We have recently looked at speeches from International Conferences on Climate Change as staged by the Heartland Institute. I had read that Heartland, although being essentially sceptical on the subject, nevertheless issued speaking invitations to scientists espoused to the warming orthodoxy. This in contrast to warmist organisations that routinely exclude sceptics on the grounds that ‘the debate is over’. Speaking personally it was precisely the ‘Science is Settled’ approach, and the debate suppression thus implied, that alerted my suspicions several years ago. If it’s science it’s not settled: if it’s settled it’s not science. (That, by the way, is a chiasmus.)
I was delighted to find that on 7 July, 2011, Heartland had staged a Debate at their Sixth International Conference. Scott Denning had debated with Roy Spencer. We shall look at Spencer in a future posting. Today let’s watch Denning.
On the YouTube posting we are not told who creates the civilised decorum for this debate with his well measured introduction, but after some ferreting I believe it to be James Taylor. If I am wrong I hope both he and whoever it was will forgive my error. By the way, he announces that he will be a stickler for time limits. I wonder whether this means that since the 2009 Conference the Institute has installed a clock. If you read my critique on the speech by Christopher Booker you will know what I mean.
Denning speaks from 3:40 till 14:40, and immediately declares himself a skeptic (I have to spell it the transatlantic way because that is how the word appears on his slide). He explains that everyone, scientist or lay, should question all scientific assertions. This is music to my ears, and is clearly intended to resonate well with his audience.

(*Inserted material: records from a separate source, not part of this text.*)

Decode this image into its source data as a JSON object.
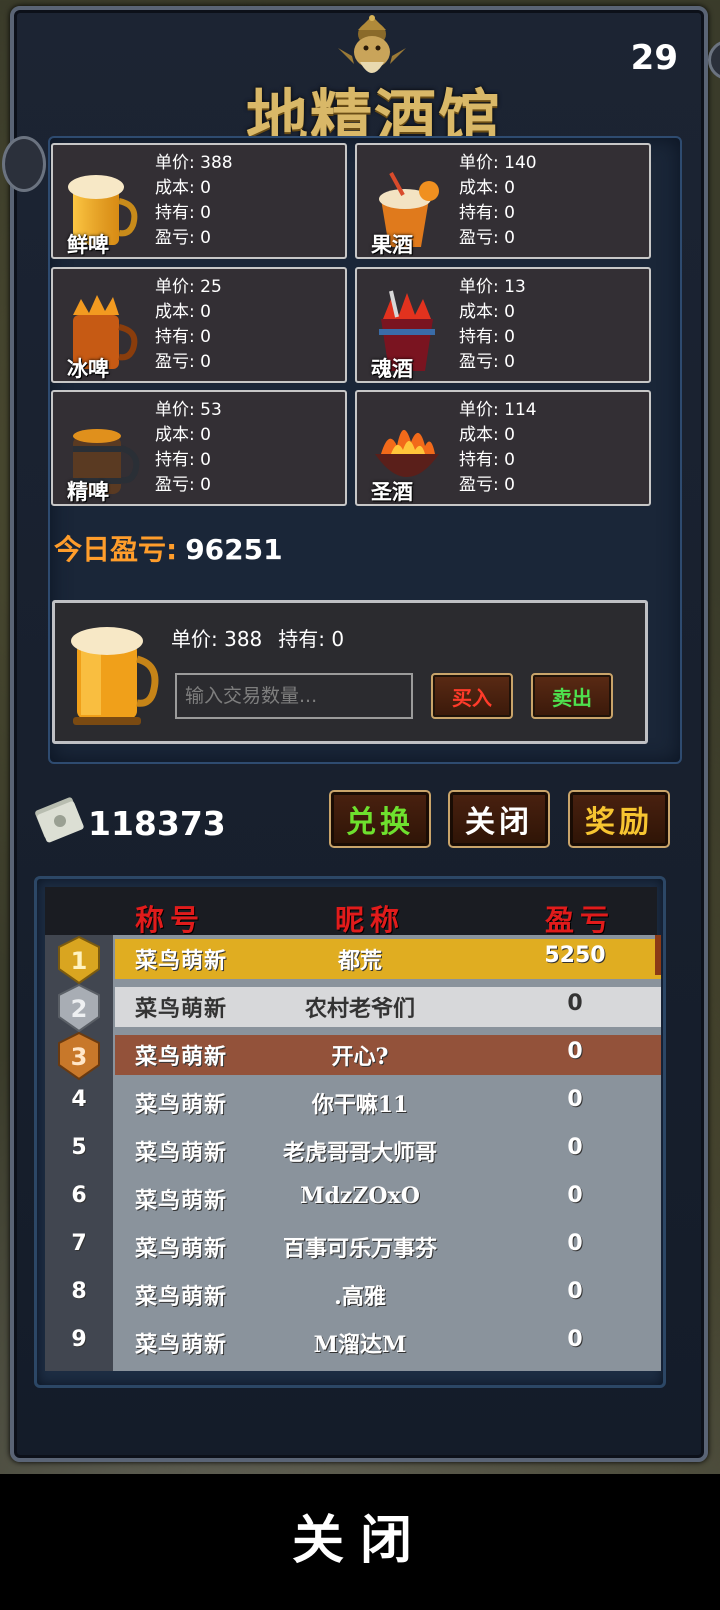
{
  "header": {
    "title": "地精酒馆",
    "timer": "29"
  },
  "drinks": [
    {
      "name": "鲜啤",
      "price": "单价: 388",
      "cost": "成本: 0",
      "held": "持有: 0",
      "pl": "盈亏: 0"
    },
    {
      "name": "果酒",
      "price": "单价: 140",
      "cost": "成本: 0",
      "held": "持有: 0",
      "pl": "盈亏: 0"
    },
    {
      "name": "冰啤",
      "price": "单价: 25",
      "cost": "成本: 0",
      "held": "持有: 0",
      "pl": "盈亏: 0"
    },
    {
      "name": "魂酒",
      "price": "单价: 13",
      "cost": "成本: 0",
      "held": "持有: 0",
      "pl": "盈亏: 0"
    },
    {
      "name": "精啤",
      "price": "单价: 53",
      "cost": "成本: 0",
      "held": "持有: 0",
      "pl": "盈亏: 0"
    },
    {
      "name": "圣酒",
      "price": "单价: 114",
      "cost": "成本: 0",
      "held": "持有: 0",
      "pl": "盈亏: 0"
    }
  ],
  "today": {
    "label": "今日盈亏:",
    "value": "96251"
  },
  "trade": {
    "price": "单价: 388",
    "held": "持有: 0",
    "placeholder": "输入交易数量...",
    "buy": "买入",
    "sell": "卖出"
  },
  "wallet": {
    "money": "118373",
    "icon": "cash-stack-icon"
  },
  "actions": {
    "exchange": "兑换",
    "close": "关闭",
    "reward": "奖励"
  },
  "ranking": {
    "headers": [
      "称号",
      "昵称",
      "盈亏"
    ],
    "rows": [
      {
        "rank": "1",
        "title": "菜鸟萌新",
        "name": "都荒",
        "pl": "5250"
      },
      {
        "rank": "2",
        "title": "菜鸟萌新",
        "name": "农村老爷们",
        "pl": "0"
      },
      {
        "rank": "3",
        "title": "菜鸟萌新",
        "name": "开心?",
        "pl": "0"
      },
      {
        "rank": "4",
        "title": "菜鸟萌新",
        "name": "你干嘛11",
        "pl": "0"
      },
      {
        "rank": "5",
        "title": "菜鸟萌新",
        "name": "老虎哥哥大师哥",
        "pl": "0"
      },
      {
        "rank": "6",
        "title": "菜鸟萌新",
        "name": "MdzZOxO",
        "pl": "0"
      },
      {
        "rank": "7",
        "title": "菜鸟萌新",
        "name": "百事可乐万事芬",
        "pl": "0"
      },
      {
        "rank": "8",
        "title": "菜鸟萌新",
        "name": ".高雅",
        "pl": "0"
      },
      {
        "rank": "9",
        "title": "菜鸟萌新",
        "name": "M溜达M",
        "pl": "0"
      }
    ]
  },
  "footer": {
    "close": "关闭"
  },
  "colors": {
    "gold": "#e0ad21",
    "silver": "#d7d8da",
    "bronze": "#93523a",
    "red_header": "#e11b1b",
    "orange_label": "#ff9d2b"
  }
}
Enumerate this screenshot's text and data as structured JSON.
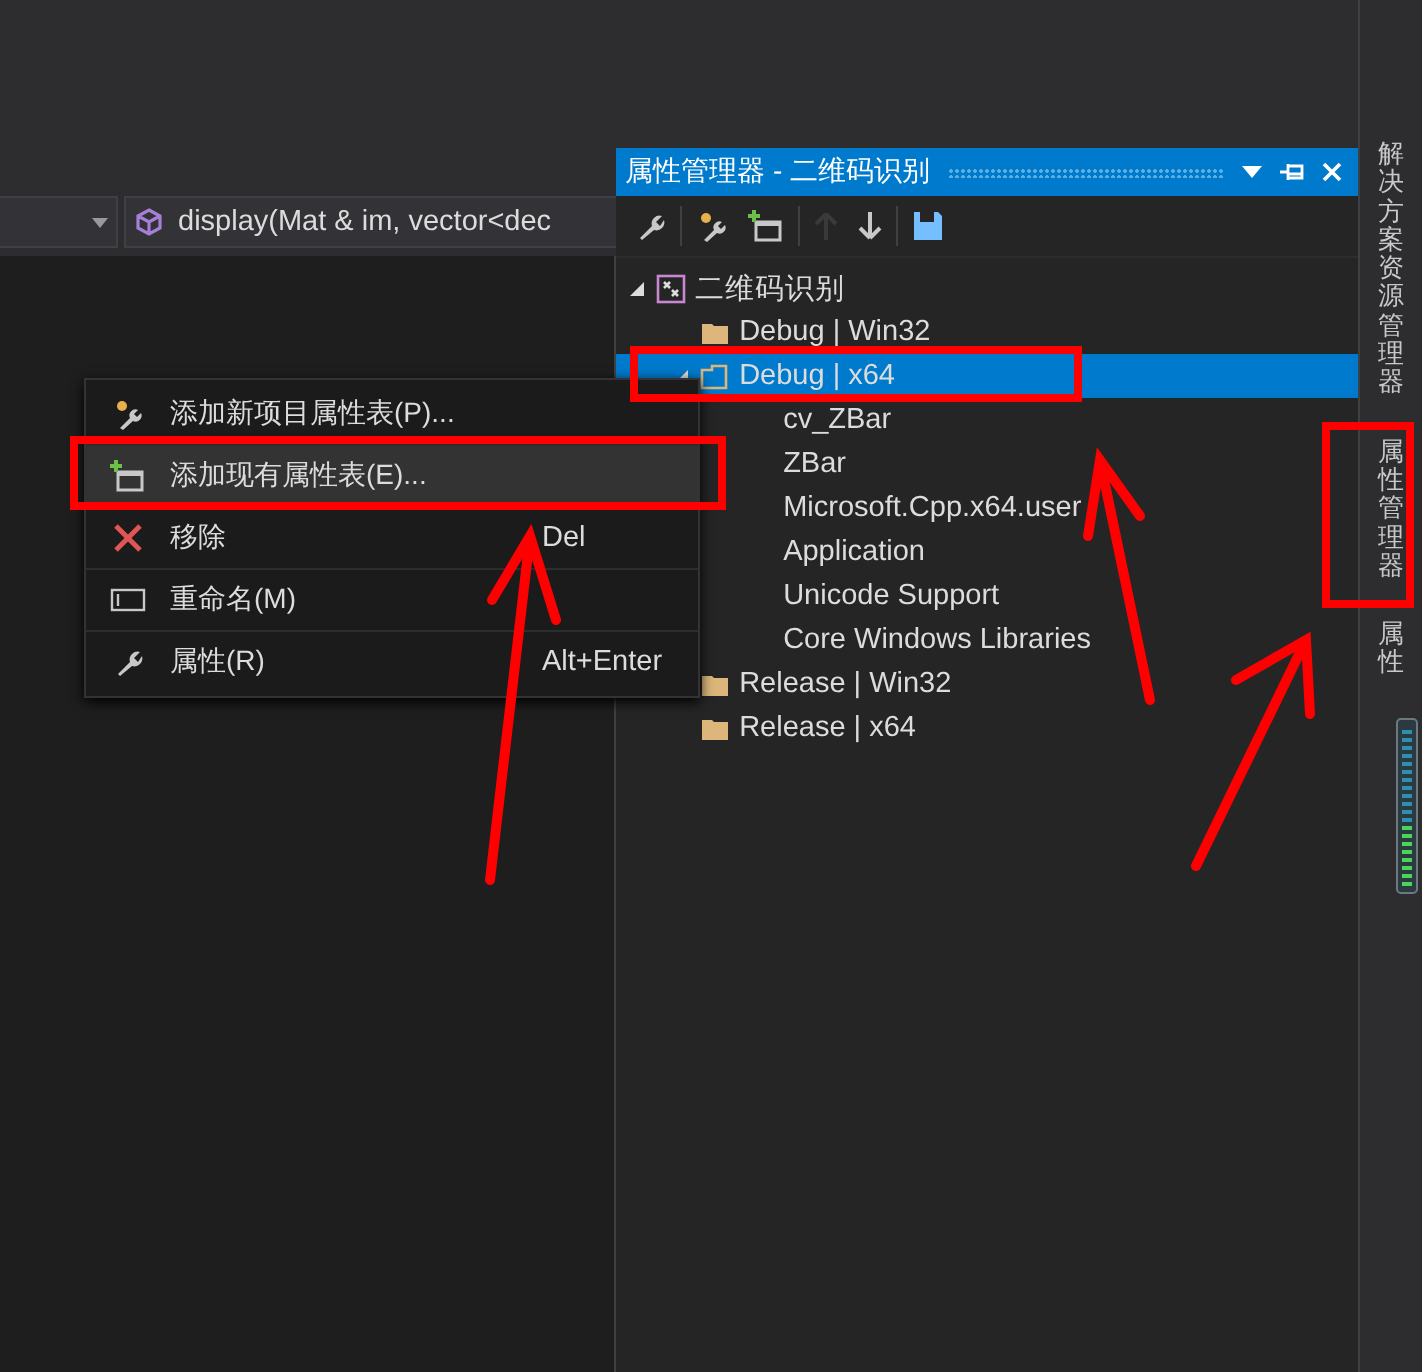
{
  "editor_nav": {
    "member_dropdown": "display(Mat & im, vector<dec"
  },
  "panel": {
    "title": "属性管理器 - 二维码识别",
    "toolbar": [
      {
        "kind": "properties",
        "disabled": false
      },
      {
        "kind": "add-new",
        "disabled": false
      },
      {
        "kind": "add-existing",
        "disabled": false
      },
      {
        "kind": "up",
        "disabled": true
      },
      {
        "kind": "down",
        "disabled": false
      },
      {
        "kind": "save",
        "disabled": false
      }
    ],
    "tree": [
      {
        "label": "二维码识别",
        "kind": "project",
        "expanded": true,
        "selected": false,
        "children": [
          {
            "label": "Debug | Win32",
            "kind": "config",
            "expanded": false,
            "selected": false
          },
          {
            "label": "Debug | x64",
            "kind": "config",
            "expanded": true,
            "selected": true,
            "children": [
              {
                "label": "cv_ZBar",
                "kind": "sheet",
                "selected": false
              },
              {
                "label": "ZBar",
                "kind": "sheet",
                "selected": false
              },
              {
                "label": "Microsoft.Cpp.x64.user",
                "kind": "sheet",
                "selected": false
              },
              {
                "label": "Application",
                "kind": "sheet",
                "selected": false
              },
              {
                "label": "Unicode Support",
                "kind": "sheet",
                "selected": false
              },
              {
                "label": "Core Windows Libraries",
                "kind": "sheet",
                "selected": false
              }
            ]
          },
          {
            "label": "Release | Win32",
            "kind": "config",
            "expanded": false,
            "selected": false
          },
          {
            "label": "Release | x64",
            "kind": "config",
            "expanded": false,
            "selected": false
          }
        ]
      }
    ]
  },
  "side_tabs": [
    {
      "label": "解决方案资源管理器"
    },
    {
      "label": "属性管理器"
    },
    {
      "label": "属性"
    }
  ],
  "context_menu": [
    {
      "label": "添加新项目属性表(P)...",
      "kind": "add-new",
      "selected": false
    },
    {
      "label": "添加现有属性表(E)...",
      "kind": "add-existing",
      "selected": true
    },
    {
      "label": "移除",
      "shortcut": "Del",
      "kind": "remove",
      "selected": false
    },
    {
      "label": "重命名(M)",
      "kind": "rename",
      "selected": false
    },
    {
      "label": "属性(R)",
      "shortcut": "Alt+Enter",
      "kind": "properties",
      "selected": false
    }
  ]
}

He speaks in simple, clear, uncomplicated sentences without overtly speaking down to his audience. He shoots it from the hip. Already I am enjoying this.
I enjoy it even more when he shows he is prepared to make a fool of himself. He wants to show how molecules vibrate, so he moves his body and makes silly noises to demonstrate. He first does it at 9:07, just as the camera frustratingly cuts away; but be patient. The camera cuts back to him at 9:32 just in time for us to witness the best bit of foolery. How much does he add to the wisdom of ages by such behaviour? Not a lot, but rest assured that everyone in that audience will remember the speaker who did that. If you are due to be one of several speakers at a conference I invite you to bear the thought in mind.
Anyone who has looked beyond sensational tabloidesque headlines on this subject knows that the greenhouse properties of CO2 are commonplace in the climate issue. Where the argument actually rages is in the amount and direction of feedback from consequent water vapour. Therefore Denning’s histrionic clowning to illustrate the way carbon dioxide captures warmth, and indeed most of his talk, is pushing against an open door and ignoring the big question. No matter: be assured that question is raised during the next section of this debate – during the majority of this video that is beyond the brief of this posting.
Meanwhile, within my brief is the conclusion that Dr Scott Denning is an excellent speaker.